Thursday, September 17 – Saturday, December 19, 2015

The Binghamton University Art Museum will open its fall exhibitions on Thursday, September 17, 2015. The Main Gallery exhibition, Reclaiming Ruins: The New York State Inebriate Asylum and Other “Abandonscapes” by A.D. Wheeler, is guest curated by Julia Walker, Assistant Professor of Art History. Walker will speak at the opening reception, which will be held Thursday, September 17, 5:00-7:00 pm. The exhibition will be on view through December 19, 2015.

A.D. Wheeler‘s evocative photographs of abandoned sites in Pennsylvania and Upstate New York speak to the contemporary taste for ruin and decay, but his images go beyond these structures’ patinated surfaces to explore their historical content and architectural significance. He is especially interested in obsolete industrial buildings—not just factories and mines, but also the civic institutions that accompanied this pattern of life. Wheeler explores these sites thoroughly, sometimes over the course of several days, in order to identify and capture the particular environments that the passage of time has created within them. Making use of High Dynamic Range (HDR) photography, in which several shots taken at different exposures are combined into a single image, his photographs reveal the visual and historical layers that have accumulated at these sites and make a strong case for their reuse. By drawing attention to the beauty of these disused properties, Wheeler demonstrates their ongoing relevance and advocates for their preservation.

Several public lectures will be offered in conjunction with the exhibition. Photographer, A.D. Wheeler, will give a gallery talk on Thursday, October 1, 2015, 5:00 pm. Roger Luther from the Broome County Historical Society will give two talks: “Binghamton’s Castle: Its History and Recent Developments” on Thursday, October 22, 5:30 and “Abandoned Asylums of New York State” on Wednesday, November 18, 6:30. Luther curated the complementary exhibition, The Castle on the Hill, on view in the Museum’s lower galleries.

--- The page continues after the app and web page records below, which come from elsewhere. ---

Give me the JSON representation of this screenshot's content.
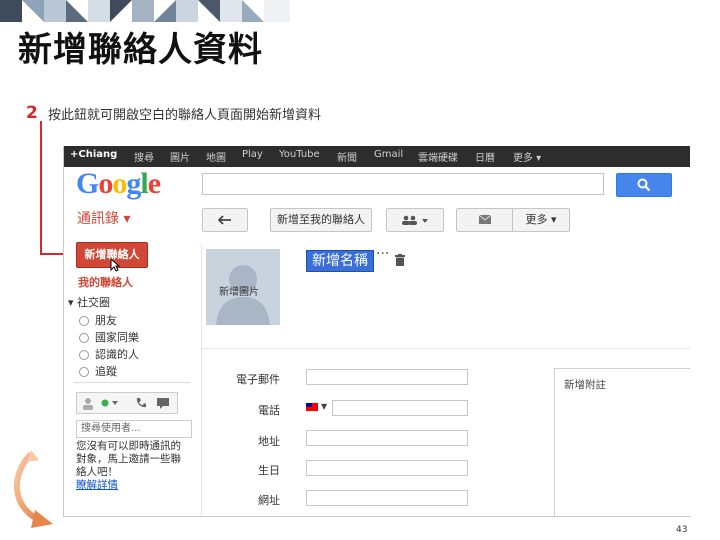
{
  "slide": {
    "title": "新增聯絡人資料",
    "step_number": "2",
    "step_text": "按此鈕就可開啟空白的聯絡人頁面開始新增資料",
    "page_number": "43"
  },
  "gbar": {
    "items": [
      "+Chiang",
      "搜尋",
      "圖片",
      "地圖",
      "Play",
      "YouTube",
      "新聞",
      "Gmail",
      "雲端硬碟",
      "日曆",
      "更多 ▾"
    ]
  },
  "logo": {
    "text": "Google"
  },
  "colors": {
    "accent_red": "#d14836",
    "google_blue": "#4285f4",
    "google_red": "#ea4335",
    "google_yellow": "#fbbc05",
    "google_green": "#34a853",
    "gbar_bg": "#2d2d2d"
  },
  "toolbar": {
    "contacts_menu": "通訊錄 ▾",
    "back_icon": "arrow-left-icon",
    "add_to_my_contacts": "新增至我的聯絡人",
    "group_icon": "people-icon",
    "email_icon": "envelope-icon",
    "more": "更多 ▾"
  },
  "sidebar": {
    "new_contact": "新增聯絡人",
    "my_contacts": "我的聯絡人",
    "circles": "▾ 社交圈",
    "circle_items": [
      "朋友",
      "國家同樂",
      "認識的人",
      "追蹤"
    ]
  },
  "chat": {
    "search_placeholder": "搜尋使用者...",
    "message": "您沒有可以即時通訊的對象，馬上邀請一些聯絡人吧！",
    "learn_more": "瞭解詳情"
  },
  "contact": {
    "photo_label": "新增圖片",
    "name": "新增名稱",
    "more_dots": "···",
    "fields": [
      "電子郵件",
      "電話",
      "地址",
      "生日",
      "網址"
    ],
    "notes_label": "新增附註"
  }
}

All events are free and open to the public. For more information, visit binghamton.edu/art-museum.

Faculty Activities: Nancy Um in Genre

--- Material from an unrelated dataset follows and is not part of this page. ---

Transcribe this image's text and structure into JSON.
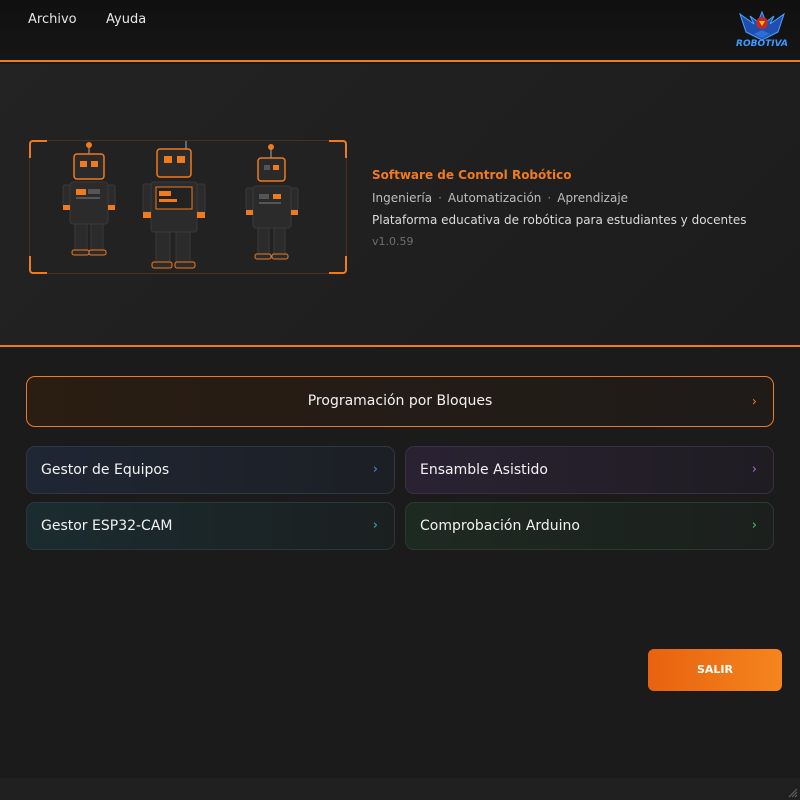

See Associate Professor Nancy Um‘s article “Foreign Doctors at the Imam’s Court: Medical Diplomacy in Yemen’s Coffee Era,” in Transcultural Networks in the Indian Ocean, 16th-18th centuries: Europeans and Indian Ocean Societies in Interaction, ed. Su Fang Ng, a special issue of Genre: Forms of Discourse and Culture 48:2 (July 2015): 261-88. For more information,  visit http://genre.dukejournals.org/content/current.

Half-semester undergraduate course for fall 2015: Acquiring Art for the Museum

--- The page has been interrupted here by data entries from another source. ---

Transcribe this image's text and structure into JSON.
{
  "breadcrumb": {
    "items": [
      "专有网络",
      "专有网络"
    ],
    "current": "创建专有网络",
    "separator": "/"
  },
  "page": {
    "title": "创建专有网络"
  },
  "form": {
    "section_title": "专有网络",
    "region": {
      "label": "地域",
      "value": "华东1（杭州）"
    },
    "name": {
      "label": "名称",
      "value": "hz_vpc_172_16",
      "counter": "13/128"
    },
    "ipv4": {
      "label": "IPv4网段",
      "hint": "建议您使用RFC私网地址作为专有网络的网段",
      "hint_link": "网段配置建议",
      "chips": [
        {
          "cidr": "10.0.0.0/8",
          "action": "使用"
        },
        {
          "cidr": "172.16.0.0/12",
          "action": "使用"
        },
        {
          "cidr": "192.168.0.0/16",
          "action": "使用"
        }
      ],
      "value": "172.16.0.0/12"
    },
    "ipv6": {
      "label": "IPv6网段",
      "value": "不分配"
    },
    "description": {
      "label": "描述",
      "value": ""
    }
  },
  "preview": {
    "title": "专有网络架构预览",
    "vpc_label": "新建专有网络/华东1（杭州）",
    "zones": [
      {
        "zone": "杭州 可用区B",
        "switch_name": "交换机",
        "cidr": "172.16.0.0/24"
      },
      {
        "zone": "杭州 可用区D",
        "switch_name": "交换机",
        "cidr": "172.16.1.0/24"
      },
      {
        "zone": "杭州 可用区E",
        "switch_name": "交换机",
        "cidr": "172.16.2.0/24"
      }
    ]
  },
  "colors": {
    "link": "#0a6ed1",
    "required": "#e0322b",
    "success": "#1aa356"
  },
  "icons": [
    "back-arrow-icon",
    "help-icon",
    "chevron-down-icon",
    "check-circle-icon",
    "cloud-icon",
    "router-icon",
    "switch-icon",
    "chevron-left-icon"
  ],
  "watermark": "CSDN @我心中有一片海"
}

Käthe Kollwitz (German, 1867-1945) Tod, Frau und Kind (Death, woman and child), 1910. Etching, drypoint, aquatint and soft ground, Museum purchase with funds provided by the Provost and selected by undergraduate students, 2015.2.

Acquiring Art for the Museum

Diane Butler, Director, Binghamton University Art Museum

This course offers students the opportunity to select, by consensus, a work on paper that will be purchased for the permanent collection of the Binghamton University Art Museum. Students will learn about gaps in the print collection and each will advocate for a specific work on paper to be acquired for the museum. Students will become familiar with different print media and build connoisseurship; research an artist and his/her oeuvre; identify and compare similar works recently on the market; and develop and present a purchase recommendation for a specific work of art. All students will attend the IFPDA Print Fair at the Park Avenue Armory in NYC on Friday, November 6. Learn more by reading the story in the Binghamton University Magazine: http://www.binghamton.edu/magazine/index.php/magazine/feature/leaving-a-good-impression